I would really like to have that demonstrated to me. My telephone cares little which way I point it.
Your telephone is not an antenna on a cell system. I could have been more explicit by saying "the antenna on a cell system tower", but I assumed most people would know what I was talking about when I referred to plural antennas.
You cell phone is half the connection, and while it is approximately omnidirectional, the antennas at the other, higher power transmitter end, are not.
Maybe the donut is flattened on one axis, but we all know that there aren't tens of thousands of antenna on the tower, each one mounted on independent gimbals, tracking each user.
You missed the critical word "phased". Please refer to here, here, or here for more info. Suffice to say, your hyperbole that one would need tens of thousands of antennas on gimbals to provide directional access to multiple users is quite hilarious.
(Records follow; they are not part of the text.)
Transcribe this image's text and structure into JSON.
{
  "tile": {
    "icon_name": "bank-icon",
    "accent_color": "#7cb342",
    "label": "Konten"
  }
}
Your low powered transmitter on your handheld device is not going to be a source of interference to anyone. First, it's low powered. Second, it transmits on the handset side of the frequencies, so even of you are standing next to another cell phone it won't be received by that phone, which is receiving on the tower frequencies. Third, a major design criterion of the cell system is the reuse of frequencies and the allocation of a specific set to cover a certain area. If a StingRay comes to town, it will use a different set of frequencies. It isn't trying to overpower another cell on the same frequencies, it is using its own set at higher power. The phones preferentially connect to the higher power signal. Why? Because it is more likely they can use lower power to communicate and thus save battery life.